Fridtjof Nansen : biography
At school, Nansen worked adequately without showing any particular aptitude. Studies took second place to sports, or to expeditions into the forests where he would live "like Robinson Crusoe" for weeks at a time.Scott, pp. 11–12 Through such experiences Nansen developed a marked degree of self-reliance. He became an accomplished skier and a highly proficient skater. Life was disrupted when, in the summer of 1877, Adelaide Nansen died suddenly. Distressed, Baldur Nansen sold the Store Frøen property and moved with his two sons to Christiania.Huntford, pp. 16–17 Nansen’s sporting prowess continued to develop; at 18 he broke the world one-mile (1.6 km) skating record, and in the following year won the national cross-country skiing championship, a feat he would repeat on 11 subsequent occasions.
Theories and plans
Nansen chose Colin Archer, Norway’s leading shipbuilder and naval architect, to design and build a suitable ship for the planned expedition. Using the toughest oak timbers available, and an intricate system of crossbeams and braces throughout its length, Archer built a vessel of extraordinary strength. Its rounded hull was designed so that it would slip upwards out of the grip of packing ice. Speed and sailing performance were secondary to the requirement of making the ship a safe and warm shelter during a predicted lengthy confinement. With an overall length of and a beam of , the length-to-beam ratio of just over three gave the ship its stubby appearance,Huntford, pp. 192–197 justified by Archer thus: "A ship that is built with exclusive regard to its suitability for [Nansen’s] object must differ essentially from any known vessel."Nansen (1897), Vol. I p. 60 The ship was launched by Eva Nansen at Archer’s yard at Larvik, on 6 October 1892, and was named Fram, in English "Forward".
From thousands of applicants, Nansen selected a party of twelve. Otto Sverdrup from the Greenland expedition was appointed captain of Fram and second-in-command of the expedition. Competition for places on the voyage was such that reserve Army lieutenant and dog-driving expert Hjalmar Johansen signed on as ship’s stoker, the only position available.Nansen (1897), Vol. I pp. 78–81Huntford, pp. 222–223
Into the ice
Fram left Christiania on 24 June 1893, cheered on by thousands of well-wishers.Huntford, pp. 206–207 After a slow journey around the coast, the final port of call was Vardø, in the far north-east of Norway. Fram left Vardø on 21 July, following the North-East Passage route pioneered by Nordenskiöld in 1878–79, along the northern coast of Siberia.
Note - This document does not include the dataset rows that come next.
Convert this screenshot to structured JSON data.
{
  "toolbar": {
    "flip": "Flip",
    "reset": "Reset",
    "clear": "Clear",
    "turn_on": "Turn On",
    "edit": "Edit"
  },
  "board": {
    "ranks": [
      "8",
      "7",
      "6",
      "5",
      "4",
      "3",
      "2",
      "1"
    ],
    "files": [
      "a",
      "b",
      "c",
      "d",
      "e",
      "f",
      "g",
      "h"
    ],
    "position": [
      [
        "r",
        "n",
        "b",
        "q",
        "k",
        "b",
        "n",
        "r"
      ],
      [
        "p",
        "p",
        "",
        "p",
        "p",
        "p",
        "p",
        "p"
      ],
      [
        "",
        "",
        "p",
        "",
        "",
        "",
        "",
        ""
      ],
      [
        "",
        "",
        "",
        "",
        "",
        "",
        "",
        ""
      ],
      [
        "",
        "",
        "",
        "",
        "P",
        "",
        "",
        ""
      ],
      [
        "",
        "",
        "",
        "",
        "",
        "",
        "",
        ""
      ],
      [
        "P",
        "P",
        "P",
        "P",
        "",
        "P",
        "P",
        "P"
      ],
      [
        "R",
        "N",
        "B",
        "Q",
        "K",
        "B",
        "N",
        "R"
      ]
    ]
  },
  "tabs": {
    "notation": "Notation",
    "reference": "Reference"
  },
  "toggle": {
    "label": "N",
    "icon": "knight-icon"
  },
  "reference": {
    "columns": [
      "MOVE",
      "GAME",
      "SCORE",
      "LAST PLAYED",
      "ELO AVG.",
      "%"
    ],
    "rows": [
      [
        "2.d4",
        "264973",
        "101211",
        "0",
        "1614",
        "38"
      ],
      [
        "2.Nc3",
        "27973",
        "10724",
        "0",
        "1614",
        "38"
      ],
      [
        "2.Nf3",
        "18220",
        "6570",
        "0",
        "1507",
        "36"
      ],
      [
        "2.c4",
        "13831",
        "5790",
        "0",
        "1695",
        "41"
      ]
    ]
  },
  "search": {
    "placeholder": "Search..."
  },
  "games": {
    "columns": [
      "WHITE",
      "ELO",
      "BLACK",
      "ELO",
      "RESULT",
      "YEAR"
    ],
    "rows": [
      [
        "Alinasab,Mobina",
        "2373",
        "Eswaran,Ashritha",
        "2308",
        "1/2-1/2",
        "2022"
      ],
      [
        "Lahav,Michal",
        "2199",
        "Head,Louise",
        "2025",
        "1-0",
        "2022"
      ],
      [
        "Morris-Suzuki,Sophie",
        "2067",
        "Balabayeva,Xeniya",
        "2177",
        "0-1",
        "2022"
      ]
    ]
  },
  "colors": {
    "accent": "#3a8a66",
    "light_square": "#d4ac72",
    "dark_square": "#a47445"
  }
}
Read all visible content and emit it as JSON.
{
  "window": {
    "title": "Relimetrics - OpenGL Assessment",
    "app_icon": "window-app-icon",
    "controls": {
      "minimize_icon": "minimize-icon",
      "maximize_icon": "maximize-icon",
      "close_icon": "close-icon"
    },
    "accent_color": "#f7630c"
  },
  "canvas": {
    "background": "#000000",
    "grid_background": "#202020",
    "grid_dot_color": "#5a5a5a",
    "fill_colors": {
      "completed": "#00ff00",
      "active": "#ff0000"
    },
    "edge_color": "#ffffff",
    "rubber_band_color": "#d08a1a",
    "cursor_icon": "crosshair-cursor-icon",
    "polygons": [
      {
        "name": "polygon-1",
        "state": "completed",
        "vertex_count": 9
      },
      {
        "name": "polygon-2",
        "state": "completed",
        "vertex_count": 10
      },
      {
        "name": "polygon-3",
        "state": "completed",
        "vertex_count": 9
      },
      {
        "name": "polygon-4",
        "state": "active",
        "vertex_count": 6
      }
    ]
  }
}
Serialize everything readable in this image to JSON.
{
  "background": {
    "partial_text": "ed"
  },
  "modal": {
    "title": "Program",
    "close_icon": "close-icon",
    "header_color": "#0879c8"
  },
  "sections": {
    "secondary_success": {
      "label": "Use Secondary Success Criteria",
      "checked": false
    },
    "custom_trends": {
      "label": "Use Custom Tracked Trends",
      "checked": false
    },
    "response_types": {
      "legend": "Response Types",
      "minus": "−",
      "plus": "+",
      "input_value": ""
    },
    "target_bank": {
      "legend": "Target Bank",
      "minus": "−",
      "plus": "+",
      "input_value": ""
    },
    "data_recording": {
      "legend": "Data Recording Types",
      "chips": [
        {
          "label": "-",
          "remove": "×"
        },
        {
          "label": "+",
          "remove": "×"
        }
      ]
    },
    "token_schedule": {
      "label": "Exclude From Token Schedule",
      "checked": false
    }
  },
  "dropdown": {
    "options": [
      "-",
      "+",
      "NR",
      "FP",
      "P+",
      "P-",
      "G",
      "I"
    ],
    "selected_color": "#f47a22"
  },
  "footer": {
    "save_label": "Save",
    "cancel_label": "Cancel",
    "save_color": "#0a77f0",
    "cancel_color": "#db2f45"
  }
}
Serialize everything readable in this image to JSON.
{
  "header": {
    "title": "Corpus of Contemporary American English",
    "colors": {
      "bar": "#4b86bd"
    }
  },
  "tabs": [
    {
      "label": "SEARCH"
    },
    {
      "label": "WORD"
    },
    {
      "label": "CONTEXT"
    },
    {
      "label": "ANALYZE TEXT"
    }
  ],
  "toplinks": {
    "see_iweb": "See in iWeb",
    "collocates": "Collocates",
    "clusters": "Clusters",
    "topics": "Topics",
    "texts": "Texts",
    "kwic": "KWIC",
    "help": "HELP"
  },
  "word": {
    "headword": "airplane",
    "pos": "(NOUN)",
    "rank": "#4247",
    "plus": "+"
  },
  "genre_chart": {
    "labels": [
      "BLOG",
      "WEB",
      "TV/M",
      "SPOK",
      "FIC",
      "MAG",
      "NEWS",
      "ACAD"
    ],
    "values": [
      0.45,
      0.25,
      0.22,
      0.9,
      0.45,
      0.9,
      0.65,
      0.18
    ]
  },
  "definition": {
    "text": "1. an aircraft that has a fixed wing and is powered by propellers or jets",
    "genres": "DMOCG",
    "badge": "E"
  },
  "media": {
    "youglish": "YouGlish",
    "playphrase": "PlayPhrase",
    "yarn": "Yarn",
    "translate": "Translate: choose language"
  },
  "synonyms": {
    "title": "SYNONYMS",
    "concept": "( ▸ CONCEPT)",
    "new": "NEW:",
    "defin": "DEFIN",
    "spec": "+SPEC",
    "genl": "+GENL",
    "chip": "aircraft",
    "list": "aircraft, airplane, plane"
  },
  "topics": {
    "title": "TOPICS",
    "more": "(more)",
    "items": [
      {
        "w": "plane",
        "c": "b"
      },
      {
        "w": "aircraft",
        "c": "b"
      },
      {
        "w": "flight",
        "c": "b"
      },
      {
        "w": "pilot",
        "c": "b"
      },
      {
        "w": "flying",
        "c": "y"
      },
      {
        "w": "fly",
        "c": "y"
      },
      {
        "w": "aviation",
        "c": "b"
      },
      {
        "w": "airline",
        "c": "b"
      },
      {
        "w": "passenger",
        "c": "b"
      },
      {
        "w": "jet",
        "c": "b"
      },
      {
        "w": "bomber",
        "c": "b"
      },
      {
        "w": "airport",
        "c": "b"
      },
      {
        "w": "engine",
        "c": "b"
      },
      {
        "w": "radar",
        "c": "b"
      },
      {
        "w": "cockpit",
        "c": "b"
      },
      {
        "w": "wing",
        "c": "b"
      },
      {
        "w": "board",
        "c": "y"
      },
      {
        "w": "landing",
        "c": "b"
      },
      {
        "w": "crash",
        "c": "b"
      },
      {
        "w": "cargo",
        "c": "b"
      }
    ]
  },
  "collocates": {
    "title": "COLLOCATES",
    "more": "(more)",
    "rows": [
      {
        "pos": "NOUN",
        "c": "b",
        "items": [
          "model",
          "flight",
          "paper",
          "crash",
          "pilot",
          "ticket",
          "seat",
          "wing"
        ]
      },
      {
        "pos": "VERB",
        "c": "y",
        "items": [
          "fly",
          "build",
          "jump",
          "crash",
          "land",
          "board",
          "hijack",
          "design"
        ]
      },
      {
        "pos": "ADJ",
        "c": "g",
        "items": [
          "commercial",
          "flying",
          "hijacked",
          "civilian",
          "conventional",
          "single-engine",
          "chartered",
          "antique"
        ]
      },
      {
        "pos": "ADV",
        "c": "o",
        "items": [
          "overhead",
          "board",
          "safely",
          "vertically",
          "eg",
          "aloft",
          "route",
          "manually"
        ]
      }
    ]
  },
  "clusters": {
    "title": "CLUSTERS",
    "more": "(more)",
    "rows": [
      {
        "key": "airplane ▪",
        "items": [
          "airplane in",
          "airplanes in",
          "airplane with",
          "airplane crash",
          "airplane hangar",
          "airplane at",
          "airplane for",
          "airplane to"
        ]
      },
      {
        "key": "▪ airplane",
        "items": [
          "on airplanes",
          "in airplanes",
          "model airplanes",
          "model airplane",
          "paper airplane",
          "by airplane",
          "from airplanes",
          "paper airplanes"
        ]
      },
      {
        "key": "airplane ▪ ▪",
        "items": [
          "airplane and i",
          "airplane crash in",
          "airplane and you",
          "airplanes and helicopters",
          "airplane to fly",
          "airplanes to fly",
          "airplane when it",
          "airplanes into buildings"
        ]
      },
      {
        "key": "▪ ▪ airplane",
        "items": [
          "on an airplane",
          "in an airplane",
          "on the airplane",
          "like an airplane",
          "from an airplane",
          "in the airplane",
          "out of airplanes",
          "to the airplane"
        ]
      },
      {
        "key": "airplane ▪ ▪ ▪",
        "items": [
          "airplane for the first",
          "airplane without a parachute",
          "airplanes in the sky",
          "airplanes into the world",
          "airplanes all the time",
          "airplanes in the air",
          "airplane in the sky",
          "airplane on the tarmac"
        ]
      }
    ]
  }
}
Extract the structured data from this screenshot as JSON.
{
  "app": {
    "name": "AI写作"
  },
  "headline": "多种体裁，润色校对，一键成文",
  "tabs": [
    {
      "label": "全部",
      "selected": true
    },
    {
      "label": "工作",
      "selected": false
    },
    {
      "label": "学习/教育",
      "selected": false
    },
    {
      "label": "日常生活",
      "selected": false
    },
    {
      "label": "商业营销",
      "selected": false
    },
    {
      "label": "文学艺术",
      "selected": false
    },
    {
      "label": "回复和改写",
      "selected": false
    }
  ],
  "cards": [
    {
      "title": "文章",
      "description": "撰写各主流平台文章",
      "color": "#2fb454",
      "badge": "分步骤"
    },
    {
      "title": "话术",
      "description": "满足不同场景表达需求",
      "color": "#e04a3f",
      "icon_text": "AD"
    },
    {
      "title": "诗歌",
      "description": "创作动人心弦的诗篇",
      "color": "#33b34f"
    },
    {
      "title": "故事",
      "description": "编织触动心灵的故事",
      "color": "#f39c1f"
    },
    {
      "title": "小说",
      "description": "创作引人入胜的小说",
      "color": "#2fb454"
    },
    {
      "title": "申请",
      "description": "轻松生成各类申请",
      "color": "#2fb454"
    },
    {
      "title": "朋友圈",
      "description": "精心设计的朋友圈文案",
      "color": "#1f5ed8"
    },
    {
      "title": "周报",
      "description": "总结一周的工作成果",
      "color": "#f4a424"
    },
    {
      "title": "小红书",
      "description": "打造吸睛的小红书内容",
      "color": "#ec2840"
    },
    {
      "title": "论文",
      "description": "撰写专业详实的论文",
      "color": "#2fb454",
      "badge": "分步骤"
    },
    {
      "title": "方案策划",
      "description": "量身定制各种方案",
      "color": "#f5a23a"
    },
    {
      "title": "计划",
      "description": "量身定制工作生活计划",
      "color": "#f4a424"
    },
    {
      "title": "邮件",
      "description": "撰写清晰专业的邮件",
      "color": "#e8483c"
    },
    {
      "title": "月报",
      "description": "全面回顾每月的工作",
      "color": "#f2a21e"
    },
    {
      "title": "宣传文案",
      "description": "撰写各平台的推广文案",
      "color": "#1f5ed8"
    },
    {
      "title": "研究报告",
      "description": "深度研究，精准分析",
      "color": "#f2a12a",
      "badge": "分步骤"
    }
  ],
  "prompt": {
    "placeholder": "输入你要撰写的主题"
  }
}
Progress was impeded by fog and ice conditions in the mainly uncharted seas.Scott, pp. 128–135 The crew also experienced the dead water phenomenon, where a ship’s forward progress is impeded by friction caused by a layer of fresh water lying on top of heavier salt water.Huntford, pp. 234–237 Nevertheless, Cape Chelyuskin, the most northerly point of the Eurasian continental mass, was passed on 10 September. Ten days later, as Fram approached the area in which Jeannette had been crushed, heavy pack ice was sighted at around latitude 78°N. Nansen followed the line of the pack northwards to a position recorded as 78°49′N, 132°53′E, before ordering engines stopped and the rudder raised. From this point Fram’s drift began.Huntford, pp. 238–240
The first weeks in the ice were frustrating, as the drift moved unpredictably, sometimes north, sometimes south; by 19 November Fram’s latitude was south of that at which she had entered the ice.Huntford, p. 246 Only after the turn of the year, in January 1894, did the northerly direction become generally settled; the 80° mark was finally passed on 22 March.Nansen (1897), Vol. I p. 378 Nansen calculated that, at this rate, it might take the ship five years to reach the pole. As the ship’s northerly progress continued at a rate rarely above a mile (1.6 km) a day, Nansen began privately to consider a new plan—a dog sledge journey towards the pole.Huntford, pp. 257–258 With this in mind he began to practice dog-driving, making many experimental journeys over the ice. In November Nansen announced his plan: when the ship passed latitude 83° he and Hjalmar Johansen would leave the ship with the dogs and make for the pole while Fram, under Sverdrup, continued its drift until it emerged from the ice in the North Atlantic. After reaching the pole, Nansen and Johansen would make for the nearest known land, the recently discovered and sketchily mapped Franz Josef Land. They would then cross to Spitzbergen where they would find a ship to take them home.Reynolds, pp. 105–108